Activity:
The answer must be an exact copy of the records below, with every picture left out.

Website and app data records
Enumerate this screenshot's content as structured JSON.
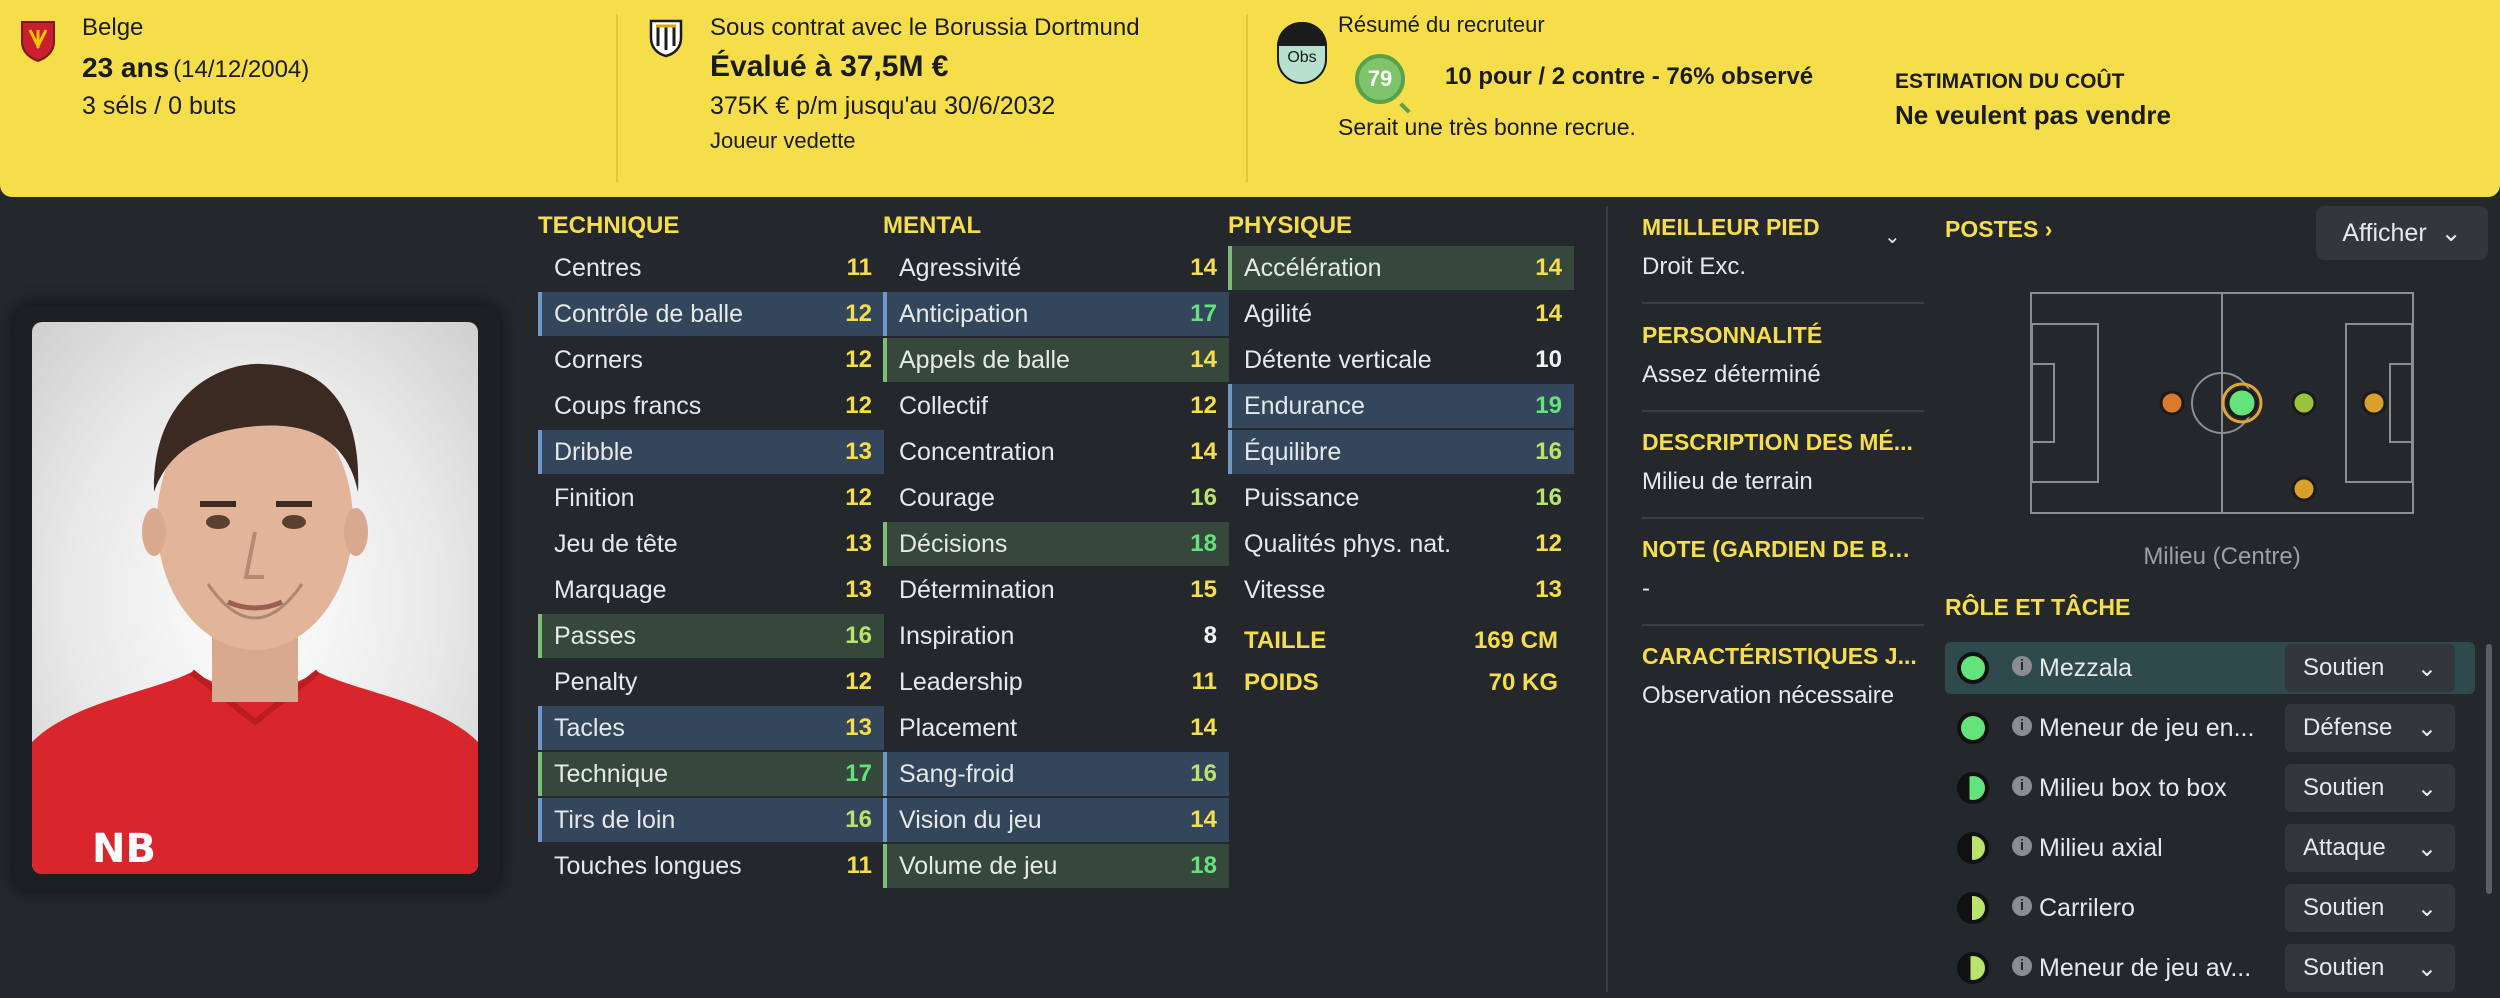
{
  "header": {
    "nationality": "Belge",
    "age": "23 ans",
    "dob": "(14/12/2004)",
    "caps": "3 séls / 0 buts",
    "club_contract": "Sous contrat avec le Borussia Dortmund",
    "value": "Évalué à 37,5M €",
    "wage": "375K € p/m jusqu'au 30/6/2032",
    "squad_status": "Joueur vedette",
    "obs_badge": "Obs",
    "scout_title": "Résumé du recruteur",
    "scout_rating": "79",
    "recommendation_summary": "10 pour / 2 contre - 76% observé",
    "recommendation": "Serait une très bonne recrue.",
    "cost_label": "ESTIMATION DU COÛT",
    "cost_value": "Ne veulent pas vendre"
  },
  "attributes": {
    "technical": {
      "title": "TECHNIQUE",
      "items": [
        {
          "name": "Centres",
          "value": "11"
        },
        {
          "name": "Contrôle de balle",
          "value": "12"
        },
        {
          "name": "Corners",
          "value": "12"
        },
        {
          "name": "Coups francs",
          "value": "12"
        },
        {
          "name": "Dribble",
          "value": "13"
        },
        {
          "name": "Finition",
          "value": "12"
        },
        {
          "name": "Jeu de tête",
          "value": "13"
        },
        {
          "name": "Marquage",
          "value": "13"
        },
        {
          "name": "Passes",
          "value": "16"
        },
        {
          "name": "Penalty",
          "value": "12"
        },
        {
          "name": "Tacles",
          "value": "13"
        },
        {
          "name": "Technique",
          "value": "17"
        },
        {
          "name": "Tirs de loin",
          "value": "16"
        },
        {
          "name": "Touches longues",
          "value": "11"
        }
      ]
    },
    "mental": {
      "title": "MENTAL",
      "items": [
        {
          "name": "Agressivité",
          "value": "14"
        },
        {
          "name": "Anticipation",
          "value": "17"
        },
        {
          "name": "Appels de balle",
          "value": "14"
        },
        {
          "name": "Collectif",
          "value": "12"
        },
        {
          "name": "Concentration",
          "value": "14"
        },
        {
          "name": "Courage",
          "value": "16"
        },
        {
          "name": "Décisions",
          "value": "18"
        },
        {
          "name": "Détermination",
          "value": "15"
        },
        {
          "name": "Inspiration",
          "value": "8"
        },
        {
          "name": "Leadership",
          "value": "11"
        },
        {
          "name": "Placement",
          "value": "14"
        },
        {
          "name": "Sang-froid",
          "value": "16"
        },
        {
          "name": "Vision du jeu",
          "value": "14"
        },
        {
          "name": "Volume de jeu",
          "value": "18"
        }
      ]
    },
    "physical": {
      "title": "PHYSIQUE",
      "items": [
        {
          "name": "Accélération",
          "value": "14"
        },
        {
          "name": "Agilité",
          "value": "14"
        },
        {
          "name": "Détente verticale",
          "value": "10"
        },
        {
          "name": "Endurance",
          "value": "19"
        },
        {
          "name": "Équilibre",
          "value": "16"
        },
        {
          "name": "Puissance",
          "value": "16"
        },
        {
          "name": "Qualités phys. nat.",
          "value": "12"
        },
        {
          "name": "Vitesse",
          "value": "13"
        }
      ],
      "height_label": "TAILLE",
      "height_value": "169 CM",
      "weight_label": "POIDS",
      "weight_value": "70 KG"
    }
  },
  "info": {
    "foot_label": "MEILLEUR PIED",
    "foot_value": "Droit Exc.",
    "personality_label": "PERSONNALITÉ",
    "personality_value": "Assez déterminé",
    "media_label": "DESCRIPTION DES MÉ...",
    "media_value": "Milieu de terrain",
    "gk_label": "NOTE (GARDIEN DE BUT)",
    "gk_value": "-",
    "traits_label": "CARACTÉRISTIQUES J...",
    "traits_value": "Observation nécessaire"
  },
  "positions": {
    "title": "POSTES",
    "show_button": "Afficher",
    "caption": "Milieu (Centre)"
  },
  "roles": {
    "title": "RÔLE ET TÂCHE",
    "items": [
      {
        "name": "Mezzala",
        "duty": "Soutien"
      },
      {
        "name": "Meneur de jeu en...",
        "duty": "Défense"
      },
      {
        "name": "Milieu box to box",
        "duty": "Soutien"
      },
      {
        "name": "Milieu axial",
        "duty": "Attaque"
      },
      {
        "name": "Carrilero",
        "duty": "Soutien"
      },
      {
        "name": "Meneur de jeu av...",
        "duty": "Soutien"
      }
    ]
  },
  "colors": {
    "header_bg": "#f5de4a",
    "page_bg": "#24272c",
    "accent_yellow": "#f5de4a",
    "value_green": "#63e47a",
    "value_lightgreen": "#b9e36a",
    "highlight_blue": "#33465b",
    "highlight_green": "#35483b"
  }
}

Written solution:
Enumerate this screenshot's content as structured JSON.
{
  "header": {
    "nationality": "Belge",
    "age": "23 ans",
    "dob": "(14/12/2004)",
    "caps": "3 séls / 0 buts",
    "club_contract": "Sous contrat avec le Borussia Dortmund",
    "value": "Évalué à 37,5M €",
    "wage": "375K € p/m jusqu'au 30/6/2032",
    "squad_status": "Joueur vedette",
    "obs_badge": "Obs",
    "scout_title": "Résumé du recruteur",
    "scout_rating": "79",
    "recommendation_summary": "10 pour / 2 contre - 76% observé",
    "recommendation": "Serait une très bonne recrue.",
    "cost_label": "ESTIMATION DU COÛT",
    "cost_value": "Ne veulent pas vendre"
  },
  "attributes": {
    "technical": {
      "title": "TECHNIQUE",
      "items": [
        {
          "name": "Centres",
          "value": "11"
        },
        {
          "name": "Contrôle de balle",
          "value": "12"
        },
        {
          "name": "Corners",
          "value": "12"
        },
        {
          "name": "Coups francs",
          "value": "12"
        },
        {
          "name": "Dribble",
          "value": "13"
        },
        {
          "name": "Finition",
          "value": "12"
        },
        {
          "name": "Jeu de tête",
          "value": "13"
        },
        {
          "name": "Marquage",
          "value": "13"
        },
        {
          "name": "Passes",
          "value": "16"
        },
        {
          "name": "Penalty",
          "value": "12"
        },
        {
          "name": "Tacles",
          "value": "13"
        },
        {
          "name": "Technique",
          "value": "17"
        },
        {
          "name": "Tirs de loin",
          "value": "16"
        },
        {
          "name": "Touches longues",
          "value": "11"
        }
      ]
    },
    "mental": {
      "title": "MENTAL",
      "items": [
        {
          "name": "Agressivité",
          "value": "14"
        },
        {
          "name": "Anticipation",
          "value": "17"
        },
        {
          "name": "Appels de balle",
          "value": "14"
        },
        {
          "name": "Collectif",
          "value": "12"
        },
        {
          "name": "Concentration",
          "value": "14"
        },
        {
          "name": "Courage",
          "value": "16"
        },
        {
          "name": "Décisions",
          "value": "18"
        },
        {
          "name": "Détermination",
          "value": "15"
        },
        {
          "name": "Inspiration",
          "value": "8"
        },
        {
          "name": "Leadership",
          "value": "11"
        },
        {
          "name": "Placement",
          "value": "14"
        },
        {
          "name": "Sang-froid",
          "value": "16"
        },
        {
          "name": "Vision du jeu",
          "value": "14"
        },
        {
          "name": "Volume de jeu",
          "value": "18"
        }
      ]
    },
    "physical": {
      "title": "PHYSIQUE",
      "items": [
        {
          "name": "Accélération",
          "value": "14"
        },
        {
          "name": "Agilité",
          "value": "14"
        },
        {
          "name": "Détente verticale",
          "value": "10"
        },
        {
          "name": "Endurance",
          "value": "19"
        },
        {
          "name": "Équilibre",
          "value": "16"
        },
        {
          "name": "Puissance",
          "value": "16"
        },
        {
          "name": "Qualités phys. nat.",
          "value": "12"
        },
        {
          "name": "Vitesse",
          "value": "13"
        }
      ],
      "height_label": "TAILLE",
      "height_value": "169 CM",
      "weight_label": "POIDS",
      "weight_value": "70 KG"
    }
  },
  "info": {
    "foot_label": "MEILLEUR PIED",
    "foot_value": "Droit Exc.",
    "personality_label": "PERSONNALITÉ",
    "personality_value": "Assez déterminé",
    "media_label": "DESCRIPTION DES MÉ...",
    "media_value": "Milieu de terrain",
    "gk_label": "NOTE (GARDIEN DE BUT)",
    "gk_value": "-",
    "traits_label": "CARACTÉRISTIQUES J...",
    "traits_value": "Observation nécessaire"
  },
  "positions": {
    "title": "POSTES",
    "show_button": "Afficher",
    "caption": "Milieu (Centre)"
  },
  "roles": {
    "title": "RÔLE ET TÂCHE",
    "items": [
      {
        "name": "Mezzala",
        "duty": "Soutien"
      },
      {
        "name": "Meneur de jeu en...",
        "duty": "Défense"
      },
      {
        "name": "Milieu box to box",
        "duty": "Soutien"
      },
      {
        "name": "Milieu axial",
        "duty": "Attaque"
      },
      {
        "name": "Carrilero",
        "duty": "Soutien"
      },
      {
        "name": "Meneur de jeu av...",
        "duty": "Soutien"
      }
    ]
  },
  "colors": {
    "header_bg": "#f5de4a",
    "page_bg": "#24272c",
    "accent_yellow": "#f5de4a",
    "value_green": "#63e47a",
    "value_lightgreen": "#b9e36a",
    "highlight_blue": "#33465b",
    "highlight_green": "#35483b"
  }
}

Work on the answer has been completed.